**Description of the task:** Give the entries again, exactly as written.

**Excerpted data:**

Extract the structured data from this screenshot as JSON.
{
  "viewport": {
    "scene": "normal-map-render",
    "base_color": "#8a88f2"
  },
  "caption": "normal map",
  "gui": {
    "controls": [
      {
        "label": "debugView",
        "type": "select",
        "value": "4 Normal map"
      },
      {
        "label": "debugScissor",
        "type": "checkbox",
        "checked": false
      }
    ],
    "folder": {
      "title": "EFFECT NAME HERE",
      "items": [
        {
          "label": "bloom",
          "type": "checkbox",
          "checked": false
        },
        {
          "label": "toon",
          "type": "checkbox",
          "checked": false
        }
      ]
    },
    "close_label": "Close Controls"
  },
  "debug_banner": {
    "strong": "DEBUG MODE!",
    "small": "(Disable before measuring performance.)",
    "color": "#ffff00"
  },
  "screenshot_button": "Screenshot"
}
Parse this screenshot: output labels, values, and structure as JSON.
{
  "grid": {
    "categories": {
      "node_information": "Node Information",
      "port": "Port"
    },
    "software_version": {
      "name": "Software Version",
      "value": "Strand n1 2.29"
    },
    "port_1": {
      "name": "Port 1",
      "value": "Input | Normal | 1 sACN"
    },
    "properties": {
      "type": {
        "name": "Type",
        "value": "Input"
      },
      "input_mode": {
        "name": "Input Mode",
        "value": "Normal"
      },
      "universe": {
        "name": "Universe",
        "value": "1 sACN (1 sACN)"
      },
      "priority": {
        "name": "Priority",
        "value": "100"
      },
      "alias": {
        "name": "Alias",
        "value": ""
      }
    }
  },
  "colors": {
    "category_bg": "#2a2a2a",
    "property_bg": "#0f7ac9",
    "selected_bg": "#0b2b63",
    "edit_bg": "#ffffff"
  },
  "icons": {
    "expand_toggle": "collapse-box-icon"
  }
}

**Result of this exercise:**
Extract the structured data from this screenshot as JSON.
{
  "viewport": {
    "scene": "normal-map-render",
    "base_color": "#8a88f2"
  },
  "caption": "normal map",
  "gui": {
    "controls": [
      {
        "label": "debugView",
        "type": "select",
        "value": "4 Normal map"
      },
      {
        "label": "debugScissor",
        "type": "checkbox",
        "checked": false
      }
    ],
    "folder": {
      "title": "EFFECT NAME HERE",
      "items": [
        {
          "label": "bloom",
          "type": "checkbox",
          "checked": false
        },
        {
          "label": "toon",
          "type": "checkbox",
          "checked": false
        }
      ]
    },
    "close_label": "Close Controls"
  },
  "debug_banner": {
    "strong": "DEBUG MODE!",
    "small": "(Disable before measuring performance.)",
    "color": "#ffff00"
  },
  "screenshot_button": "Screenshot"
}
Parse this screenshot: output labels, values, and structure as JSON.
{
  "grid": {
    "categories": {
      "node_information": "Node Information",
      "port": "Port"
    },
    "software_version": {
      "name": "Software Version",
      "value": "Strand n1 2.29"
    },
    "port_1": {
      "name": "Port 1",
      "value": "Input | Normal | 1 sACN"
    },
    "properties": {
      "type": {
        "name": "Type",
        "value": "Input"
      },
      "input_mode": {
        "name": "Input Mode",
        "value": "Normal"
      },
      "universe": {
        "name": "Universe",
        "value": "1 sACN (1 sACN)"
      },
      "priority": {
        "name": "Priority",
        "value": "100"
      },
      "alias": {
        "name": "Alias",
        "value": ""
      }
    }
  },
  "colors": {
    "category_bg": "#2a2a2a",
    "property_bg": "#0f7ac9",
    "selected_bg": "#0b2b63",
    "edit_bg": "#ffffff"
  },
  "icons": {
    "expand_toggle": "collapse-box-icon"
  }
}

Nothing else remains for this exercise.